Cura is bringing back the golden age of the neighborhood barbershop. But Attention to Detail, which opened last year, is the spruced-up post-dot-com version. It doesn’t look like a traditional barbershop because it’s not; it’s a hybrid between a place to get a haircut and a high-end salon.

The 110th Thanksgiving

A 1902 engraving of Calvary Presbyterian Church at the corner of Fillmore and Jackson.


Thanksgiving Day marks the 110th anniversary that Calvary Presbyterian Church has stood proudly at the corner of Fillmore and Jackson Streets.

But it’s actually much older than that.

Founded in 1854, the church’s first home was located on Bush Street between Montgomery and Sansome. In 1859, as the city expanded, the church moved to a new building on Union Square, which stood where the St. Francis Hotel is located today.

By the turn of the century, the city’s continuing westward expansion led the congregation to conclude it was time to move again, all the way out to Fillmore Street. More than a million bricks from the Union Square structure — along with the pews, much of the woodwork and the metal balcony supports — were moved and used in the new sanctuary. The first service in the building was held on Thanksgiving Day on November 27, 1902.

The timing was fortuitous. In April 1906 the great earthquake and fire struck the city and the area around Union Square was destroyed. But the fire did not spread to this part of the city, and Fillmore Street became the new center of activity.

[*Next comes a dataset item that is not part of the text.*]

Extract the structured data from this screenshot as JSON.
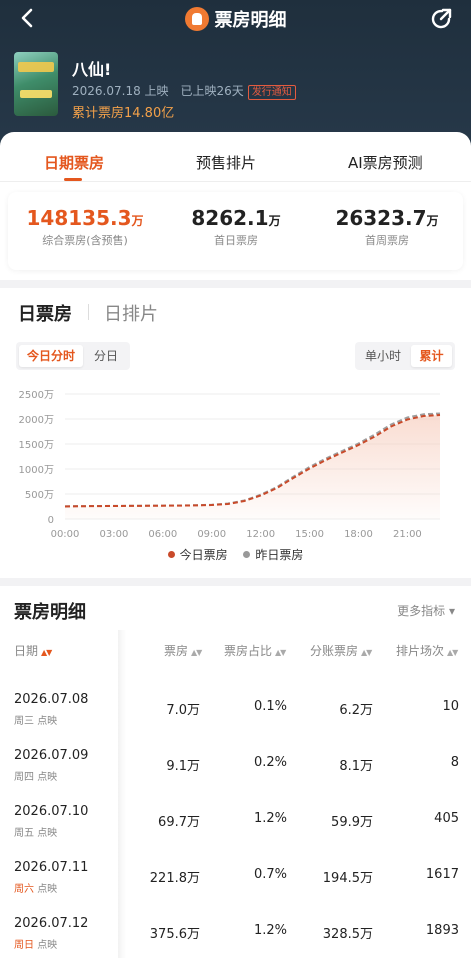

Calvary suffered no structural damage and after the earthquake hosted many community meetings and services for other religions whose homes were destroyed by the earthquake and fire. The basement of the church was a temporary courtroom for the superior court.

Calvary Presbyterian Church in 1868 on the corner of Geary and Powell.